### What the exercise asks
Go through the records and give each one again exactly.

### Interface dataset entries
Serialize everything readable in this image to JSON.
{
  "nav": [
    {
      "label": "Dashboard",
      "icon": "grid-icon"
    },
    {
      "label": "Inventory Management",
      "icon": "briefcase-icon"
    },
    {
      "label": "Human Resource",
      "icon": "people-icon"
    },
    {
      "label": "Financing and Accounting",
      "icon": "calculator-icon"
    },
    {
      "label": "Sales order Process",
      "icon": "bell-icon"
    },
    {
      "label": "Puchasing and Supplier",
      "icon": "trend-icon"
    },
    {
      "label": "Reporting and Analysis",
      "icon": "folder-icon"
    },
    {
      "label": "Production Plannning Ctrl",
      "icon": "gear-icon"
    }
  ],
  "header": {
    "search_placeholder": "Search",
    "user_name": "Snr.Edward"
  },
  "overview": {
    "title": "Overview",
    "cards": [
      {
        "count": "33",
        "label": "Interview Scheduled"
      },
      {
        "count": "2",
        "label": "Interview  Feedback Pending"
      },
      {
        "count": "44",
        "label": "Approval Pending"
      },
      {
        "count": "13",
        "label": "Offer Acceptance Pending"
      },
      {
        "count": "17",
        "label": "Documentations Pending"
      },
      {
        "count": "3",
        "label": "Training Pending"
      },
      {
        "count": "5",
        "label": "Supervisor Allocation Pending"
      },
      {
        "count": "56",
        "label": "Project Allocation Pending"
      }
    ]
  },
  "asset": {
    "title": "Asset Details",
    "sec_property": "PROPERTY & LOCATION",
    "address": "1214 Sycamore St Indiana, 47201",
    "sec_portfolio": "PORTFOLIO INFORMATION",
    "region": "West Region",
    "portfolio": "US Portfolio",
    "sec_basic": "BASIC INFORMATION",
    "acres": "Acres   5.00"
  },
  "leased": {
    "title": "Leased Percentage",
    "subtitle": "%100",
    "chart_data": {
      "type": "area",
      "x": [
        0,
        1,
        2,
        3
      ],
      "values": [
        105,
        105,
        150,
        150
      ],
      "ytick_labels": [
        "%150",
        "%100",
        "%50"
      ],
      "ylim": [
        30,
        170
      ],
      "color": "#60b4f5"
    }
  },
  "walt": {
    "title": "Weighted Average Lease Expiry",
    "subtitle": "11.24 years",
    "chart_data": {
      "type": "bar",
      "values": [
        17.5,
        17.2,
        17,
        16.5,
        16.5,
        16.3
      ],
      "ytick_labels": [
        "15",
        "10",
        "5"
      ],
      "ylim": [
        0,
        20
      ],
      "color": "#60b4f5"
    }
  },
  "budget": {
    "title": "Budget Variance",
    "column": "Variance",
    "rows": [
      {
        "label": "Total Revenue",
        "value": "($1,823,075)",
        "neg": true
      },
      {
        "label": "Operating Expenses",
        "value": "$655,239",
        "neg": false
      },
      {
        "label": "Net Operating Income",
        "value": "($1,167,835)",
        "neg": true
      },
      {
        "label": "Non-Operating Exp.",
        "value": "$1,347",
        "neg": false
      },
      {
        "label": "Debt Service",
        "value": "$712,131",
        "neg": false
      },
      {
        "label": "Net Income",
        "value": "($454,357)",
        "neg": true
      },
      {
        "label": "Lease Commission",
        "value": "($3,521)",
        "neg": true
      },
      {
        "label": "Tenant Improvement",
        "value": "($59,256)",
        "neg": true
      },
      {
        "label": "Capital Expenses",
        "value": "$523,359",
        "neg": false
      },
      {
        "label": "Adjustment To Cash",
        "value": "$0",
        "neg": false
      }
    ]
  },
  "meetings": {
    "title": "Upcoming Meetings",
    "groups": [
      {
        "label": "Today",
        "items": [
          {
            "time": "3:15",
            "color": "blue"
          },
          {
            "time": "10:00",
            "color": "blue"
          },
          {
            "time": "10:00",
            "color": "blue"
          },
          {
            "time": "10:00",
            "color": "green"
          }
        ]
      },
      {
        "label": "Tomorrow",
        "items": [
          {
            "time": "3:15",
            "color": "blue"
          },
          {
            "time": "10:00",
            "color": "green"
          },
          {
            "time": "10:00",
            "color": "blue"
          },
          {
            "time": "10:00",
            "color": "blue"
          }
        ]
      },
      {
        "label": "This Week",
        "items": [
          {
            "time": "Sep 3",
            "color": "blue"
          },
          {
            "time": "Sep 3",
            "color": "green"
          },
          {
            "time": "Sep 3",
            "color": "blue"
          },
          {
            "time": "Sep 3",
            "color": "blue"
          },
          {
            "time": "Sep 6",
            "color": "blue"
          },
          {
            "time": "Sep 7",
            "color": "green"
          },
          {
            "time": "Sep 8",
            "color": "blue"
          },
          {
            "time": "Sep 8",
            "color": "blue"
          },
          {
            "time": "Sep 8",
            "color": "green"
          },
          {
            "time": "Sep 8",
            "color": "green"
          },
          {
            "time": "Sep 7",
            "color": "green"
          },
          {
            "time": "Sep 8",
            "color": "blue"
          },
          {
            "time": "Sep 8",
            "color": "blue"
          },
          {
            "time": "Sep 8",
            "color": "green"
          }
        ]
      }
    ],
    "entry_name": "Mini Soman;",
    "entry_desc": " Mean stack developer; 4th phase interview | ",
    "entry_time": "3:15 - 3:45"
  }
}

### Result below
Serialize everything readable in this image to JSON.
{
  "nav": [
    {
      "label": "Dashboard",
      "icon": "grid-icon"
    },
    {
      "label": "Inventory Management",
      "icon": "briefcase-icon"
    },
    {
      "label": "Human Resource",
      "icon": "people-icon"
    },
    {
      "label": "Financing and Accounting",
      "icon": "calculator-icon"
    },
    {
      "label": "Sales order Process",
      "icon": "bell-icon"
    },
    {
      "label": "Puchasing and Supplier",
      "icon": "trend-icon"
    },
    {
      "label": "Reporting and Analysis",
      "icon": "folder-icon"
    },
    {
      "label": "Production Plannning Ctrl",
      "icon": "gear-icon"
    }
  ],
  "header": {
    "search_placeholder": "Search",
    "user_name": "Snr.Edward"
  },
  "overview": {
    "title": "Overview",
    "cards": [
      {
        "count": "33",
        "label": "Interview Scheduled"
      },
      {
        "count": "2",
        "label": "Interview  Feedback Pending"
      },
      {
        "count": "44",
        "label": "Approval Pending"
      },
      {
        "count": "13",
        "label": "Offer Acceptance Pending"
      },
      {
        "count": "17",
        "label": "Documentations Pending"
      },
      {
        "count": "3",
        "label": "Training Pending"
      },
      {
        "count": "5",
        "label": "Supervisor Allocation Pending"
      },
      {
        "count": "56",
        "label": "Project Allocation Pending"
      }
    ]
  },
  "asset": {
    "title": "Asset Details",
    "sec_property": "PROPERTY & LOCATION",
    "address": "1214 Sycamore St Indiana, 47201",
    "sec_portfolio": "PORTFOLIO INFORMATION",
    "region": "West Region",
    "portfolio": "US Portfolio",
    "sec_basic": "BASIC INFORMATION",
    "acres": "Acres   5.00"
  },
  "leased": {
    "title": "Leased Percentage",
    "subtitle": "%100",
    "chart_data": {
      "type": "area",
      "x": [
        0,
        1,
        2,
        3
      ],
      "values": [
        105,
        105,
        150,
        150
      ],
      "ytick_labels": [
        "%150",
        "%100",
        "%50"
      ],
      "ylim": [
        30,
        170
      ],
      "color": "#60b4f5"
    }
  },
  "walt": {
    "title": "Weighted Average Lease Expiry",
    "subtitle": "11.24 years",
    "chart_data": {
      "type": "bar",
      "values": [
        17.5,
        17.2,
        17,
        16.5,
        16.5,
        16.3
      ],
      "ytick_labels": [
        "15",
        "10",
        "5"
      ],
      "ylim": [
        0,
        20
      ],
      "color": "#60b4f5"
    }
  },
  "budget": {
    "title": "Budget Variance",
    "column": "Variance",
    "rows": [
      {
        "label": "Total Revenue",
        "value": "($1,823,075)",
        "neg": true
      },
      {
        "label": "Operating Expenses",
        "value": "$655,239",
        "neg": false
      },
      {
        "label": "Net Operating Income",
        "value": "($1,167,835)",
        "neg": true
      },
      {
        "label": "Non-Operating Exp.",
        "value": "$1,347",
        "neg": false
      },
      {
        "label": "Debt Service",
        "value": "$712,131",
        "neg": false
      },
      {
        "label": "Net Income",
        "value": "($454,357)",
        "neg": true
      },
      {
        "label": "Lease Commission",
        "value": "($3,521)",
        "neg": true
      },
      {
        "label": "Tenant Improvement",
        "value": "($59,256)",
        "neg": true
      },
      {
        "label": "Capital Expenses",
        "value": "$523,359",
        "neg": false
      },
      {
        "label": "Adjustment To Cash",
        "value": "$0",
        "neg": false
      }
    ]
  },
  "meetings": {
    "title": "Upcoming Meetings",
    "groups": [
      {
        "label": "Today",
        "items": [
          {
            "time": "3:15",
            "color": "blue"
          },
          {
            "time": "10:00",
            "color": "blue"
          },
          {
            "time": "10:00",
            "color": "blue"
          },
          {
            "time": "10:00",
            "color": "green"
          }
        ]
      },
      {
        "label": "Tomorrow",
        "items": [
          {
            "time": "3:15",
            "color": "blue"
          },
          {
            "time": "10:00",
            "color": "green"
          },
          {
            "time": "10:00",
            "color": "blue"
          },
          {
            "time": "10:00",
            "color": "blue"
          }
        ]
      },
      {
        "label": "This Week",
        "items": [
          {
            "time": "Sep 3",
            "color": "blue"
          },
          {
            "time": "Sep 3",
            "color": "green"
          },
          {
            "time": "Sep 3",
            "color": "blue"
          },
          {
            "time": "Sep 3",
            "color": "blue"
          },
          {
            "time": "Sep 6",
            "color": "blue"
          },
          {
            "time": "Sep 7",
            "color": "green"
          },
          {
            "time": "Sep 8",
            "color": "blue"
          },
          {
            "time": "Sep 8",
            "color": "blue"
          },
          {
            "time": "Sep 8",
            "color": "green"
          },
          {
            "time": "Sep 8",
            "color": "green"
          },
          {
            "time": "Sep 7",
            "color": "green"
          },
          {
            "time": "Sep 8",
            "color": "blue"
          },
          {
            "time": "Sep 8",
            "color": "blue"
          },
          {
            "time": "Sep 8",
            "color": "green"
          }
        ]
      }
    ],
    "entry_name": "Mini Soman;",
    "entry_desc": " Mean stack developer; 4th phase interview | ",
    "entry_time": "3:15 - 3:45"
  }
}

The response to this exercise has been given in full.